Information supplied:
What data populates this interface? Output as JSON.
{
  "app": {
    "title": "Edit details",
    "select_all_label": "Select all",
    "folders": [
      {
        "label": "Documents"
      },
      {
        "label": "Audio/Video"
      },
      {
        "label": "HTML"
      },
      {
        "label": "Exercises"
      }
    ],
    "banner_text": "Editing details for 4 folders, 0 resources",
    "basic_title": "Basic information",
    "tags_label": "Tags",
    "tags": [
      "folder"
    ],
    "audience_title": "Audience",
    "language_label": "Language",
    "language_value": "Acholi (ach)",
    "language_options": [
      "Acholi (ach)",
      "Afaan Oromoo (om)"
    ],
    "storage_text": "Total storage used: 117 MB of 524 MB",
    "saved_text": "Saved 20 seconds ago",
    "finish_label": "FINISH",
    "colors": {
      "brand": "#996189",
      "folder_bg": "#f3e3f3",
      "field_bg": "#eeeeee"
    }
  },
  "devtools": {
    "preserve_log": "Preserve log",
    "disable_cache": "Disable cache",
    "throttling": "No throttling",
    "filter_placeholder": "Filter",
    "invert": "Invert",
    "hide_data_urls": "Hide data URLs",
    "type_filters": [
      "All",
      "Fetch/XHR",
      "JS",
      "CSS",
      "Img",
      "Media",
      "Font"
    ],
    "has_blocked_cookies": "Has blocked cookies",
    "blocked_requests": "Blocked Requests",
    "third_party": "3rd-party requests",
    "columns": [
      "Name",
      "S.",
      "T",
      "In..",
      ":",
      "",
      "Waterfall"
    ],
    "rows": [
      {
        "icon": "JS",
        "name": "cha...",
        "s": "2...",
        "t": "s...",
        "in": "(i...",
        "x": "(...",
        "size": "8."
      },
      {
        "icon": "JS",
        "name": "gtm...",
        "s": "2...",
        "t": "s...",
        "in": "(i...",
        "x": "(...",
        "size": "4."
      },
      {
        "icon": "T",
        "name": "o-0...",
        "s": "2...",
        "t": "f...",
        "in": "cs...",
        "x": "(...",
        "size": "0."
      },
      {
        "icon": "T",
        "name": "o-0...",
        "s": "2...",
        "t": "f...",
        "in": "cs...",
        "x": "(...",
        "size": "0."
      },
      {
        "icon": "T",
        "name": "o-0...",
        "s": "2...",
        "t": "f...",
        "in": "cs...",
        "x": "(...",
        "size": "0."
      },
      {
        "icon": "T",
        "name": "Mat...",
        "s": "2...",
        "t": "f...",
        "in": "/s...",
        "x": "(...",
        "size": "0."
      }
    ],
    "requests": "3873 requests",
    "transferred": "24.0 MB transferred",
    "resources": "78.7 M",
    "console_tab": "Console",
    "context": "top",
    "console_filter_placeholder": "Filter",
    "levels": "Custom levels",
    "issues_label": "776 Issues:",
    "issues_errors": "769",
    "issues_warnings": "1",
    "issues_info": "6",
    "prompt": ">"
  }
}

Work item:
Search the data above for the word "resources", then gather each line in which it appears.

Exercise result:
    "banner_text": "Editing details for 4 folders, 0 resources",
    "resources": "78.7 M",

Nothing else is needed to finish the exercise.